Saved entries:
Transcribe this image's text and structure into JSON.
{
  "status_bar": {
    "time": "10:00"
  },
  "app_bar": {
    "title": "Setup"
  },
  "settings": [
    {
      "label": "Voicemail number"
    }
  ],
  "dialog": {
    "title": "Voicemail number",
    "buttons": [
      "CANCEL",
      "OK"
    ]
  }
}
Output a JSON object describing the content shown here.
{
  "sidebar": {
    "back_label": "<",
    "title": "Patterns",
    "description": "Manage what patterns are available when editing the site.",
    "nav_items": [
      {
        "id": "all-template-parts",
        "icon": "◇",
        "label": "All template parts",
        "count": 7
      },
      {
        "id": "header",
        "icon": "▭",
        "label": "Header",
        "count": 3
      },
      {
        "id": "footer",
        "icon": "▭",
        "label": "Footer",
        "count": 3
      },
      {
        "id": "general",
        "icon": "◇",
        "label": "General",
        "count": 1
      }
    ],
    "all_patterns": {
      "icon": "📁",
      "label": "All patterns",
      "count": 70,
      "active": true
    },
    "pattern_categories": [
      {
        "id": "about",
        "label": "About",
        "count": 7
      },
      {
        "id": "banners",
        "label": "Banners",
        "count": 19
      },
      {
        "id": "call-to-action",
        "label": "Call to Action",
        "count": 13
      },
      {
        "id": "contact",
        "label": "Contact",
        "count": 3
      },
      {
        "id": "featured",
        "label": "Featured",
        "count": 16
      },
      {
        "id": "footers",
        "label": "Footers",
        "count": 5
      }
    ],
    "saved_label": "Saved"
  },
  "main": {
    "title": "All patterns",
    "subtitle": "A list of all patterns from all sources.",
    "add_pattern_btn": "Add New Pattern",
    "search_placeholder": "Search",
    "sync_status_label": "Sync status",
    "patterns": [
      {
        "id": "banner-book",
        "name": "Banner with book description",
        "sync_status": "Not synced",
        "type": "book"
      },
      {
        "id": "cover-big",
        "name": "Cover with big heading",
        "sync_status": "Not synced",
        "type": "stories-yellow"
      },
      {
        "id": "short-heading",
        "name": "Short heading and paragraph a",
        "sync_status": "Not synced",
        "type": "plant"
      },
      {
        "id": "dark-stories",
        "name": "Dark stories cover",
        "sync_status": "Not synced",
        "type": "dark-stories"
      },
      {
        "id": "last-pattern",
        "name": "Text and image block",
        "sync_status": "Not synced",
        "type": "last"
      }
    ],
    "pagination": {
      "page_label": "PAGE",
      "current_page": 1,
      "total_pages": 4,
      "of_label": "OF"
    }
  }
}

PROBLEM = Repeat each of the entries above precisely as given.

SOLVED PROBLEM =
Transcribe this image's text and structure into JSON.
{
  "status_bar": {
    "time": "10:00"
  },
  "app_bar": {
    "title": "Setup"
  },
  "settings": [
    {
      "label": "Voicemail number"
    }
  ],
  "dialog": {
    "title": "Voicemail number",
    "buttons": [
      "CANCEL",
      "OK"
    ]
  }
}
Output a JSON object describing the content shown here.
{
  "sidebar": {
    "back_label": "<",
    "title": "Patterns",
    "description": "Manage what patterns are available when editing the site.",
    "nav_items": [
      {
        "id": "all-template-parts",
        "icon": "◇",
        "label": "All template parts",
        "count": 7
      },
      {
        "id": "header",
        "icon": "▭",
        "label": "Header",
        "count": 3
      },
      {
        "id": "footer",
        "icon": "▭",
        "label": "Footer",
        "count": 3
      },
      {
        "id": "general",
        "icon": "◇",
        "label": "General",
        "count": 1
      }
    ],
    "all_patterns": {
      "icon": "📁",
      "label": "All patterns",
      "count": 70,
      "active": true
    },
    "pattern_categories": [
      {
        "id": "about",
        "label": "About",
        "count": 7
      },
      {
        "id": "banners",
        "label": "Banners",
        "count": 19
      },
      {
        "id": "call-to-action",
        "label": "Call to Action",
        "count": 13
      },
      {
        "id": "contact",
        "label": "Contact",
        "count": 3
      },
      {
        "id": "featured",
        "label": "Featured",
        "count": 16
      },
      {
        "id": "footers",
        "label": "Footers",
        "count": 5
      }
    ],
    "saved_label": "Saved"
  },
  "main": {
    "title": "All patterns",
    "subtitle": "A list of all patterns from all sources.",
    "add_pattern_btn": "Add New Pattern",
    "search_placeholder": "Search",
    "sync_status_label": "Sync status",
    "patterns": [
      {
        "id": "banner-book",
        "name": "Banner with book description",
        "sync_status": "Not synced",
        "type": "book"
      },
      {
        "id": "cover-big",
        "name": "Cover with big heading",
        "sync_status": "Not synced",
        "type": "stories-yellow"
      },
      {
        "id": "short-heading",
        "name": "Short heading and paragraph a",
        "sync_status": "Not synced",
        "type": "plant"
      },
      {
        "id": "dark-stories",
        "name": "Dark stories cover",
        "sync_status": "Not synced",
        "type": "dark-stories"
      },
      {
        "id": "last-pattern",
        "name": "Text and image block",
        "sync_status": "Not synced",
        "type": "last"
      }
    ],
    "pagination": {
      "page_label": "PAGE",
      "current_page": 1,
      "total_pages": 4,
      "of_label": "OF"
    }
  }
}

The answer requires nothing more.